⟨
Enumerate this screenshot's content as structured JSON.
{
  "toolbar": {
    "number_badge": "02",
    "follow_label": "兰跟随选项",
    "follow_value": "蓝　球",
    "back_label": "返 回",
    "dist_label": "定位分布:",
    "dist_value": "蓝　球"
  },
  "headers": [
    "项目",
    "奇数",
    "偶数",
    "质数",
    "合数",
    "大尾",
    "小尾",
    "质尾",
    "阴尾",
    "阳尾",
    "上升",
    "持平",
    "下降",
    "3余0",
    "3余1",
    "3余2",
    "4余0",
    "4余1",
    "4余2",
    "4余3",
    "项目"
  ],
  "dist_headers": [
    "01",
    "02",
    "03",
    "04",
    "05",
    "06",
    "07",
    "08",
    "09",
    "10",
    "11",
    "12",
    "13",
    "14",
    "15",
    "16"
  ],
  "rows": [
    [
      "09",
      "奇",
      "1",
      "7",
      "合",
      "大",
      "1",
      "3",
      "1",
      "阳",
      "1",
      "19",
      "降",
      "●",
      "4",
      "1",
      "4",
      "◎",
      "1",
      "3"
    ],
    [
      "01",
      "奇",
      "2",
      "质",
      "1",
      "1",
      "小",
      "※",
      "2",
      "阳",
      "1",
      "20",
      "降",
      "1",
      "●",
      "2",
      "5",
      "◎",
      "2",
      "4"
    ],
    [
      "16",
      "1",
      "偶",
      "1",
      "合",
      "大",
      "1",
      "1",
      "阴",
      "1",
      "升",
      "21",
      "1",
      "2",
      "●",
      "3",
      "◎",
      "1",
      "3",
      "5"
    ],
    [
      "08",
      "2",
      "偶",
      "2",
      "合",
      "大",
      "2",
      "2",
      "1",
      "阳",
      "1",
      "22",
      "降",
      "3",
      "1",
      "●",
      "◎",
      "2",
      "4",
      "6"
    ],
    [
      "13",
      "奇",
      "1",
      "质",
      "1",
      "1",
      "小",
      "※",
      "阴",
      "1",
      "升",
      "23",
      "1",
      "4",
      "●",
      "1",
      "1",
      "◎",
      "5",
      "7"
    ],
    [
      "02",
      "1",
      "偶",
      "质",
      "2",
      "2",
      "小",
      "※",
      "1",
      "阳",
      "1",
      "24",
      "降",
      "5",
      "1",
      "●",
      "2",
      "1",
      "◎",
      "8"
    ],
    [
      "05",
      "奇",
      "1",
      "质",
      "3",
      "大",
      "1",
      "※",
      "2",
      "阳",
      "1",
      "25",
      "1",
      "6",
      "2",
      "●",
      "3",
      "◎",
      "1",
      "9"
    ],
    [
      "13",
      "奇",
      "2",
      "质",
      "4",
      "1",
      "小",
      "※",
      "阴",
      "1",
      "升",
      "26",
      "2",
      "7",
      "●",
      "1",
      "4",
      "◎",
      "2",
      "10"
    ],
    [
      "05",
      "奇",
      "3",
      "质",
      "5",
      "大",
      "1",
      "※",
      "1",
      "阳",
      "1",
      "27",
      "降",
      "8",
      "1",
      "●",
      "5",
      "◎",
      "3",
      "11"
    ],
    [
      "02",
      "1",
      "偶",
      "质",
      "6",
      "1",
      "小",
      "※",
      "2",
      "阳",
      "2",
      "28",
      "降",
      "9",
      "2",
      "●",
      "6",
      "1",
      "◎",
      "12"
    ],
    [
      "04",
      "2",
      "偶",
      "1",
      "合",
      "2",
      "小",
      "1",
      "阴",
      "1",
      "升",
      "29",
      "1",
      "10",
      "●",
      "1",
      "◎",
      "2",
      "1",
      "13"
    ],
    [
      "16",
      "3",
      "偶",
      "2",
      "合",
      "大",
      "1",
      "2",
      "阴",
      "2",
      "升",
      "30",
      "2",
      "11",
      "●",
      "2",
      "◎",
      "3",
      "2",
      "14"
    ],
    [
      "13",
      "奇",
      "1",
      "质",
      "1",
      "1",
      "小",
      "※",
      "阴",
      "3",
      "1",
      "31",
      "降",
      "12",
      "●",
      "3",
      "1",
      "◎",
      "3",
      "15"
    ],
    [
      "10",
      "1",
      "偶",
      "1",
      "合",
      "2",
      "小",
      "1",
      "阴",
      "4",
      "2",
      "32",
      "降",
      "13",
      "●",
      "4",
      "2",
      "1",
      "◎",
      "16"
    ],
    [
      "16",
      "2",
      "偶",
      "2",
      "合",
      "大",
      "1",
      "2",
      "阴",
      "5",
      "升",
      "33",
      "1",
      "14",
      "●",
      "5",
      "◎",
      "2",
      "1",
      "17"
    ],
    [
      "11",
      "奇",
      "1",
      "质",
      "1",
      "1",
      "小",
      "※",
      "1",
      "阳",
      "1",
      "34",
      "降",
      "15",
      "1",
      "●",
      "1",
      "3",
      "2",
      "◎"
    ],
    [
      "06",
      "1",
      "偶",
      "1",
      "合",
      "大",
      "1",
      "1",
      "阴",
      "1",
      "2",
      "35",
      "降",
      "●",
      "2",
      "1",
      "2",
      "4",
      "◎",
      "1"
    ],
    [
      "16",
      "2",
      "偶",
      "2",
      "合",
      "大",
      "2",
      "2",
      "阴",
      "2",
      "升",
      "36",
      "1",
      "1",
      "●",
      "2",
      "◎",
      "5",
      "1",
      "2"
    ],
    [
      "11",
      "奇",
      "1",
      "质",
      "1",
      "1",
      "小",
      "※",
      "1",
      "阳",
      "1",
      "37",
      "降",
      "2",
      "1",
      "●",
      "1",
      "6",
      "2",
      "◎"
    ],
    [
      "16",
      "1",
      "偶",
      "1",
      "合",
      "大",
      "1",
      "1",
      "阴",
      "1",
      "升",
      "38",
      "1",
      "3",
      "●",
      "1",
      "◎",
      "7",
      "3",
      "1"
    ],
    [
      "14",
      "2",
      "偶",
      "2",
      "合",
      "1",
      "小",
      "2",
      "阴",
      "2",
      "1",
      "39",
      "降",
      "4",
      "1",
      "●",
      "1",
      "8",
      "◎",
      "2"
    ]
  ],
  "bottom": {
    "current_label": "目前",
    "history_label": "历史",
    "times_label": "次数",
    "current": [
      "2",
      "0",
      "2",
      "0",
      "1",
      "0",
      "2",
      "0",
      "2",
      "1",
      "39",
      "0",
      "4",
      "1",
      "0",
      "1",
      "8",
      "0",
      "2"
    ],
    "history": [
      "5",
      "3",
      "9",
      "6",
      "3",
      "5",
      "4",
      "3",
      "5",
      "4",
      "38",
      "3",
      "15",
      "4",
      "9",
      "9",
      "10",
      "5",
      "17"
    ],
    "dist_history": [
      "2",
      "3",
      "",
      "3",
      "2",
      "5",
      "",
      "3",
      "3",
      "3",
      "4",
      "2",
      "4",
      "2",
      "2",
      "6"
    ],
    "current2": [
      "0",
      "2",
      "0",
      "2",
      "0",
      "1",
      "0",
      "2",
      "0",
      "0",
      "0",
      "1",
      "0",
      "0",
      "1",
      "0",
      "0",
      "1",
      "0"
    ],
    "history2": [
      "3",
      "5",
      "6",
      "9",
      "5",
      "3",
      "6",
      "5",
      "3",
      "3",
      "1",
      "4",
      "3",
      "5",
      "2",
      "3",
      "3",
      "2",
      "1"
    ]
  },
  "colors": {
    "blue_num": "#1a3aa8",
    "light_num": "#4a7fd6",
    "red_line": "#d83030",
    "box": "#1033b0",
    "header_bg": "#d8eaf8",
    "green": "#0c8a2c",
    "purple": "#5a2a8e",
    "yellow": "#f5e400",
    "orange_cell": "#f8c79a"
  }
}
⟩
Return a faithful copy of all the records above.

Enumerate this screenshot's content as structured JSON.
{
  "toolbar": {
    "number_badge": "02",
    "follow_label": "兰跟随选项",
    "follow_value": "蓝　球",
    "back_label": "返 回",
    "dist_label": "定位分布:",
    "dist_value": "蓝　球"
  },
  "headers": [
    "项目",
    "奇数",
    "偶数",
    "质数",
    "合数",
    "大尾",
    "小尾",
    "质尾",
    "阴尾",
    "阳尾",
    "上升",
    "持平",
    "下降",
    "3余0",
    "3余1",
    "3余2",
    "4余0",
    "4余1",
    "4余2",
    "4余3",
    "项目"
  ],
  "dist_headers": [
    "01",
    "02",
    "03",
    "04",
    "05",
    "06",
    "07",
    "08",
    "09",
    "10",
    "11",
    "12",
    "13",
    "14",
    "15",
    "16"
  ],
  "rows": [
    [
      "09",
      "奇",
      "1",
      "7",
      "合",
      "大",
      "1",
      "3",
      "1",
      "阳",
      "1",
      "19",
      "降",
      "●",
      "4",
      "1",
      "4",
      "◎",
      "1",
      "3"
    ],
    [
      "01",
      "奇",
      "2",
      "质",
      "1",
      "1",
      "小",
      "※",
      "2",
      "阳",
      "1",
      "20",
      "降",
      "1",
      "●",
      "2",
      "5",
      "◎",
      "2",
      "4"
    ],
    [
      "16",
      "1",
      "偶",
      "1",
      "合",
      "大",
      "1",
      "1",
      "阴",
      "1",
      "升",
      "21",
      "1",
      "2",
      "●",
      "3",
      "◎",
      "1",
      "3",
      "5"
    ],
    [
      "08",
      "2",
      "偶",
      "2",
      "合",
      "大",
      "2",
      "2",
      "1",
      "阳",
      "1",
      "22",
      "降",
      "3",
      "1",
      "●",
      "◎",
      "2",
      "4",
      "6"
    ],
    [
      "13",
      "奇",
      "1",
      "质",
      "1",
      "1",
      "小",
      "※",
      "阴",
      "1",
      "升",
      "23",
      "1",
      "4",
      "●",
      "1",
      "1",
      "◎",
      "5",
      "7"
    ],
    [
      "02",
      "1",
      "偶",
      "质",
      "2",
      "2",
      "小",
      "※",
      "1",
      "阳",
      "1",
      "24",
      "降",
      "5",
      "1",
      "●",
      "2",
      "1",
      "◎",
      "8"
    ],
    [
      "05",
      "奇",
      "1",
      "质",
      "3",
      "大",
      "1",
      "※",
      "2",
      "阳",
      "1",
      "25",
      "1",
      "6",
      "2",
      "●",
      "3",
      "◎",
      "1",
      "9"
    ],
    [
      "13",
      "奇",
      "2",
      "质",
      "4",
      "1",
      "小",
      "※",
      "阴",
      "1",
      "升",
      "26",
      "2",
      "7",
      "●",
      "1",
      "4",
      "◎",
      "2",
      "10"
    ],
    [
      "05",
      "奇",
      "3",
      "质",
      "5",
      "大",
      "1",
      "※",
      "1",
      "阳",
      "1",
      "27",
      "降",
      "8",
      "1",
      "●",
      "5",
      "◎",
      "3",
      "11"
    ],
    [
      "02",
      "1",
      "偶",
      "质",
      "6",
      "1",
      "小",
      "※",
      "2",
      "阳",
      "2",
      "28",
      "降",
      "9",
      "2",
      "●",
      "6",
      "1",
      "◎",
      "12"
    ],
    [
      "04",
      "2",
      "偶",
      "1",
      "合",
      "2",
      "小",
      "1",
      "阴",
      "1",
      "升",
      "29",
      "1",
      "10",
      "●",
      "1",
      "◎",
      "2",
      "1",
      "13"
    ],
    [
      "16",
      "3",
      "偶",
      "2",
      "合",
      "大",
      "1",
      "2",
      "阴",
      "2",
      "升",
      "30",
      "2",
      "11",
      "●",
      "2",
      "◎",
      "3",
      "2",
      "14"
    ],
    [
      "13",
      "奇",
      "1",
      "质",
      "1",
      "1",
      "小",
      "※",
      "阴",
      "3",
      "1",
      "31",
      "降",
      "12",
      "●",
      "3",
      "1",
      "◎",
      "3",
      "15"
    ],
    [
      "10",
      "1",
      "偶",
      "1",
      "合",
      "2",
      "小",
      "1",
      "阴",
      "4",
      "2",
      "32",
      "降",
      "13",
      "●",
      "4",
      "2",
      "1",
      "◎",
      "16"
    ],
    [
      "16",
      "2",
      "偶",
      "2",
      "合",
      "大",
      "1",
      "2",
      "阴",
      "5",
      "升",
      "33",
      "1",
      "14",
      "●",
      "5",
      "◎",
      "2",
      "1",
      "17"
    ],
    [
      "11",
      "奇",
      "1",
      "质",
      "1",
      "1",
      "小",
      "※",
      "1",
      "阳",
      "1",
      "34",
      "降",
      "15",
      "1",
      "●",
      "1",
      "3",
      "2",
      "◎"
    ],
    [
      "06",
      "1",
      "偶",
      "1",
      "合",
      "大",
      "1",
      "1",
      "阴",
      "1",
      "2",
      "35",
      "降",
      "●",
      "2",
      "1",
      "2",
      "4",
      "◎",
      "1"
    ],
    [
      "16",
      "2",
      "偶",
      "2",
      "合",
      "大",
      "2",
      "2",
      "阴",
      "2",
      "升",
      "36",
      "1",
      "1",
      "●",
      "2",
      "◎",
      "5",
      "1",
      "2"
    ],
    [
      "11",
      "奇",
      "1",
      "质",
      "1",
      "1",
      "小",
      "※",
      "1",
      "阳",
      "1",
      "37",
      "降",
      "2",
      "1",
      "●",
      "1",
      "6",
      "2",
      "◎"
    ],
    [
      "16",
      "1",
      "偶",
      "1",
      "合",
      "大",
      "1",
      "1",
      "阴",
      "1",
      "升",
      "38",
      "1",
      "3",
      "●",
      "1",
      "◎",
      "7",
      "3",
      "1"
    ],
    [
      "14",
      "2",
      "偶",
      "2",
      "合",
      "1",
      "小",
      "2",
      "阴",
      "2",
      "1",
      "39",
      "降",
      "4",
      "1",
      "●",
      "1",
      "8",
      "◎",
      "2"
    ]
  ],
  "bottom": {
    "current_label": "目前",
    "history_label": "历史",
    "times_label": "次数",
    "current": [
      "2",
      "0",
      "2",
      "0",
      "1",
      "0",
      "2",
      "0",
      "2",
      "1",
      "39",
      "0",
      "4",
      "1",
      "0",
      "1",
      "8",
      "0",
      "2"
    ],
    "history": [
      "5",
      "3",
      "9",
      "6",
      "3",
      "5",
      "4",
      "3",
      "5",
      "4",
      "38",
      "3",
      "15",
      "4",
      "9",
      "9",
      "10",
      "5",
      "17"
    ],
    "dist_history": [
      "2",
      "3",
      "",
      "3",
      "2",
      "5",
      "",
      "3",
      "3",
      "3",
      "4",
      "2",
      "4",
      "2",
      "2",
      "6"
    ],
    "current2": [
      "0",
      "2",
      "0",
      "2",
      "0",
      "1",
      "0",
      "2",
      "0",
      "0",
      "0",
      "1",
      "0",
      "0",
      "1",
      "0",
      "0",
      "1",
      "0"
    ],
    "history2": [
      "3",
      "5",
      "6",
      "9",
      "5",
      "3",
      "6",
      "5",
      "3",
      "3",
      "1",
      "4",
      "3",
      "5",
      "2",
      "3",
      "3",
      "2",
      "1"
    ]
  },
  "colors": {
    "blue_num": "#1a3aa8",
    "light_num": "#4a7fd6",
    "red_line": "#d83030",
    "box": "#1033b0",
    "header_bg": "#d8eaf8",
    "green": "#0c8a2c",
    "purple": "#5a2a8e",
    "yellow": "#f5e400",
    "orange_cell": "#f8c79a"
  }
}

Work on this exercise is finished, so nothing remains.